Office space is changing but not always shrinking, says Jones Lang LaSalle

by Shane Henson — March 8, 2013—The way businesses use office space is changing, but not necessarily shrinking to the extent that many people believe, according to experts in space utilization and planning at JLL Project and Development Services, a division of global professional services firm Jones Lang LaSalle (JLL).

While some companies are definitely seeking to reduce their space, many are simply swapping “me” space for “we” space. Individual footprints are smaller, but spaces meant to be common, collaborative, or for clients are increasing, thus reversing the percentages allocated to each, explains JLL.

As an example, the company notes that for one international high-tech client for which JLL has managed several construction and relocation projects, the amount of space they formerly had was approximately 70 percent employee allocated and 30 percent customer/collaborative. Their new space in Cambridge is exactly the opposite in allocation, but the total space remains consistent.

One prominent financial services client is experiencing the same shift, JLL says. Others are paring back to the bare minimum of open and common corridor circulation spaces while maintaining collaborative and functional employee work areas.

Still, in their efforts to reduce costs, space remains high on the list of targets. According to a CoreNet Global survey, space allocation has gone from 500 square feet per person in 1975 to 200 square feet per person in 2010, and is predicted to be at 100 square feet per person in 2017, says JLL. This survey also quotes square footage per person shrinking 25 percent from 2010 to 2012. Most companies at least address the issue of shrinking their overall footprint during the planning process, whether or not the overall space really shrinks, says JLL.

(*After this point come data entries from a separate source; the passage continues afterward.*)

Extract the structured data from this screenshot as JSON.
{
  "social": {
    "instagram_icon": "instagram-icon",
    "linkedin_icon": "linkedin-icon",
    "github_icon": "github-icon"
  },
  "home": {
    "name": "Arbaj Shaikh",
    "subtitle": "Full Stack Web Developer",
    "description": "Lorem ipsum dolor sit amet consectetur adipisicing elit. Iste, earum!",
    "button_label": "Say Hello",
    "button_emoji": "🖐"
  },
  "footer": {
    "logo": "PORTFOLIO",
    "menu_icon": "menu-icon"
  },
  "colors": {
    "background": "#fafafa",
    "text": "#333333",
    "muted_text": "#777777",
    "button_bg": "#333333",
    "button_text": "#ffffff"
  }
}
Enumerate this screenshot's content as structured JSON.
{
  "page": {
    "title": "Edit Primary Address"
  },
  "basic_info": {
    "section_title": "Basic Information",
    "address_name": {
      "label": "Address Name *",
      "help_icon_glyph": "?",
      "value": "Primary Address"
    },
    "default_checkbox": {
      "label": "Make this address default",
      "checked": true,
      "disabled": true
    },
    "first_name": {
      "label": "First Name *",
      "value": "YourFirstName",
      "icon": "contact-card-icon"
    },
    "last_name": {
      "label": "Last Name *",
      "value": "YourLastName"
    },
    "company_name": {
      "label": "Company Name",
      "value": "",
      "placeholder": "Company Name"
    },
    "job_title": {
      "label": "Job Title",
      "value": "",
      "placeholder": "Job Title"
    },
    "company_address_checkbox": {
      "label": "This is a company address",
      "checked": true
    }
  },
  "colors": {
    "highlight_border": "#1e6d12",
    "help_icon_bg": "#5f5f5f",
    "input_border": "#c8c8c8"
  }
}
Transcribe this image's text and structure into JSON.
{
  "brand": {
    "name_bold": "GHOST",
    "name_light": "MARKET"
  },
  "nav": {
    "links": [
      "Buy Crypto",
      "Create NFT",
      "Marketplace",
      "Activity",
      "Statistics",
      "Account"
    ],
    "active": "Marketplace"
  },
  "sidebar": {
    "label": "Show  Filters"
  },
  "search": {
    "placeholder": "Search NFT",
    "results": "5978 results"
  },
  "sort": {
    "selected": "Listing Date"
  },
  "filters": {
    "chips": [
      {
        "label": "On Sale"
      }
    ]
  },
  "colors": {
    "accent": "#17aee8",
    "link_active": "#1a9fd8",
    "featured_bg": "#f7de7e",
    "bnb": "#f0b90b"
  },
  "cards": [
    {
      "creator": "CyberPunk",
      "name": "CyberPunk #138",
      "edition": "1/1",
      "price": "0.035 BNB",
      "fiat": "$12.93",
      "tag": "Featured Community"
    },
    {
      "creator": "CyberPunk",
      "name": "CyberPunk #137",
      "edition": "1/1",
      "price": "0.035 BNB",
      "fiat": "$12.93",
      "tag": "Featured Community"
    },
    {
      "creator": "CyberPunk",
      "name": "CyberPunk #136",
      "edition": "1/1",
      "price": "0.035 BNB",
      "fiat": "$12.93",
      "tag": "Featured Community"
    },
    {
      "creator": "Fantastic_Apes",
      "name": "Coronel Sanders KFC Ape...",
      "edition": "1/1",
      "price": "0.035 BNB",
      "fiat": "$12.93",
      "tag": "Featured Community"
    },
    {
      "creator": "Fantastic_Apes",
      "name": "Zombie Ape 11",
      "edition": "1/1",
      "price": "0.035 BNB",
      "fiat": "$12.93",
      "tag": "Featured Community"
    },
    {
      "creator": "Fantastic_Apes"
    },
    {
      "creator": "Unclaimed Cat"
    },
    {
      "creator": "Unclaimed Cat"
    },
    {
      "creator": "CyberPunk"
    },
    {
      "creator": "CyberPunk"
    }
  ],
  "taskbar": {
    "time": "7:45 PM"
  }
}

These trends have created new problems, and also new opportunities. As JLL explains, furniture manufacturers are responding with solutions that fit smaller individual workspaces, such as “benching,” and furniture suited for collaborative areas. Also, there has been a resurgence of workstations that allow adjustability for seated and standing work.

The level of openness and transparency creates a lot of life in the space, notes JLL. Companies are pushing the envelope and trying to see how much flexibility and openness is too much. But the new generation of workers tolerates a lot more openness and a wider variety of space; in fact, they embrace it. Other behavioral changes are taking place as well, and some companies have found that they have to create and monitor behavior and “office etiquette” differently, such as handing out headsets to help distracted open office workers focus on the task at hand.

Of course, some firms are not following the trend. JLL says it sees their many law firm clients resisting. The dark wood is largely gone, and there are fewer secretaries to partners, but the private offices are still there. “Hard-core” engineers are still in private offices—some as small as 6 x 8, but with walls and a door.

A lot falls on designers to create space with new parameters, changing expectations and multiple generations, says JLL. Productivity and non-productivity can happen anywhere. It’s about a host of factors beyond square feet per person.